The Politico’s Mike Allen on Rudy Giuliani
Politico.com’s chief political correspondent Mike Allen joined me yesterday. After the usual bio –and the usual refusal by an MSMer to give up much about their ideology– the affable Allen discussed his time covering Mator Giuliani as a reporter for the New York Times:
HH: Now after that, you went up to the New York Times, you crossed over to the dark side, and we have suspicions as a result of that. But you covered Giuliani, and my first question is what do you think the national audience will find most unusual about Rudy?

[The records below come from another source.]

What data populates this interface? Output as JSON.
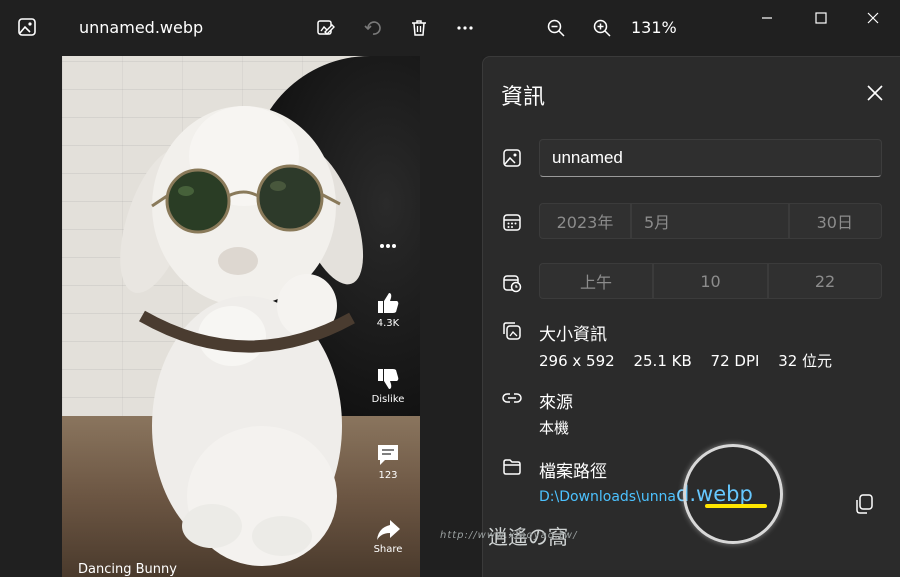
{
  "titlebar": {
    "file_name": "unnamed.webp",
    "zoom_level": "131%",
    "icons": {
      "app": "photos-app-icon",
      "edit": "edit-image-icon",
      "rotate": "rotate-icon",
      "delete": "delete-icon",
      "more": "more-options-icon",
      "zoom_out": "zoom-out-icon",
      "zoom_in": "zoom-in-icon",
      "minimize": "minimize-icon",
      "maximize": "maximize-icon",
      "close": "close-icon"
    }
  },
  "viewer": {
    "caption": "Dancing Bunny",
    "side_actions": [
      {
        "name": "more",
        "label": ""
      },
      {
        "name": "like",
        "label": "4.3K"
      },
      {
        "name": "dislike",
        "label": "Dislike"
      },
      {
        "name": "comments",
        "label": "123"
      },
      {
        "name": "share",
        "label": "Share"
      }
    ]
  },
  "info_panel": {
    "title": "資訊",
    "name_field": {
      "value": "unnamed"
    },
    "date": {
      "year": "2023年",
      "month": "5月",
      "day": "30日"
    },
    "time": {
      "period": "上午",
      "hour": "10",
      "minute": "22"
    },
    "size_info": {
      "label": "大小資訊",
      "dimensions": "296 x 592",
      "file_size": "25.1 KB",
      "dpi": "72 DPI",
      "bit_depth": "32 位元"
    },
    "source": {
      "label": "來源",
      "value": "本機"
    },
    "file_path": {
      "label": "檔案路徑",
      "path_prefix": "D:\\Downloads\\unna",
      "path_suffix": "d.webp"
    }
  },
  "watermark": {
    "logo_text": "逍遙の窩",
    "url": "http://www.xiaoyao.tw/"
  },
  "colors": {
    "background": "#202020",
    "panel": "#2b2b2b",
    "link": "#4cc2ff",
    "highlight_underline": "#ffe600"
  }
}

MA: His intensity. You remember, Hugh, that every time it seemed like a sewer main broke, or something like that, he would be off at the scene, on the local news, making sure that the local people, the local officials were paying attention. You know, our bosses at the Politico, Robert Allbritton and Fred Ryan, are always around the place. They’re always walking through, keeping up with what’s going on, showing they care about detail, and I think that makes a difference to the people who work for them. It was similar in the city government that Mayor Giuliani ran, and I think with police stats, most famously, he would quiz individual precinct commanders on particular stats in their area. And I think this could be like testing in some schools, that the stats overran, that they began doing things just for the sake of making their numbers. But there’s no question that they showed him that he was on top, that he was paying attention. Covering Mayor Giuliani also was very labor intensive. He did seven availabilities a week. Six days a week, he would do a press conference, and on the seventh day, he would do his call-in show on WABC. During the week, his avails were at City Hall. Otherwise, they were on the weekends, they were out in the boroughs, and it was a little bit like the Bush White House in that his government was very centralized. All the news came out of City Hall, whether it was housing, welfare, even police news sometimes, all the news came out of the Blue Room in City Hall, as opposed to the equivalent of the cabinet.